YOUR OBJECTIVE
Keeping every line intact, repeat the data word for word.
══ PROVIDED DATA
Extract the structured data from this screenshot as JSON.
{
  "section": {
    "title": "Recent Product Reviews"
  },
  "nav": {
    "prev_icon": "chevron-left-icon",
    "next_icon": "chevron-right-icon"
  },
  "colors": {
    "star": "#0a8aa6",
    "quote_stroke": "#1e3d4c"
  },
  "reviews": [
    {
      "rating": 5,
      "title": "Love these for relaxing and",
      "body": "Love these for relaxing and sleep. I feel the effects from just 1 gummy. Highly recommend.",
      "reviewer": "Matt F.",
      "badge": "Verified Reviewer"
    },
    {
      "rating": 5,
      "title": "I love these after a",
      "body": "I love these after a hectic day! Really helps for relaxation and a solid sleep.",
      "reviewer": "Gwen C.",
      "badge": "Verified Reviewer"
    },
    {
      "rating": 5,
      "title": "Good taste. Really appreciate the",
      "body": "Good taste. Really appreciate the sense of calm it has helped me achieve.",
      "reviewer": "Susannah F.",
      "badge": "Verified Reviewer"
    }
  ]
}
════
EXERCISE OUTPUT
Extract the structured data from this screenshot as JSON.
{
  "section": {
    "title": "Recent Product Reviews"
  },
  "nav": {
    "prev_icon": "chevron-left-icon",
    "next_icon": "chevron-right-icon"
  },
  "colors": {
    "star": "#0a8aa6",
    "quote_stroke": "#1e3d4c"
  },
  "reviews": [
    {
      "rating": 5,
      "title": "Love these for relaxing and",
      "body": "Love these for relaxing and sleep. I feel the effects from just 1 gummy. Highly recommend.",
      "reviewer": "Matt F.",
      "badge": "Verified Reviewer"
    },
    {
      "rating": 5,
      "title": "I love these after a",
      "body": "I love these after a hectic day! Really helps for relaxation and a solid sleep.",
      "reviewer": "Gwen C.",
      "badge": "Verified Reviewer"
    },
    {
      "rating": 5,
      "title": "Good taste. Really appreciate the",
      "body": "Good taste. Really appreciate the sense of calm it has helped me achieve.",
      "reviewer": "Susannah F.",
      "badge": "Verified Reviewer"
    }
  ]
}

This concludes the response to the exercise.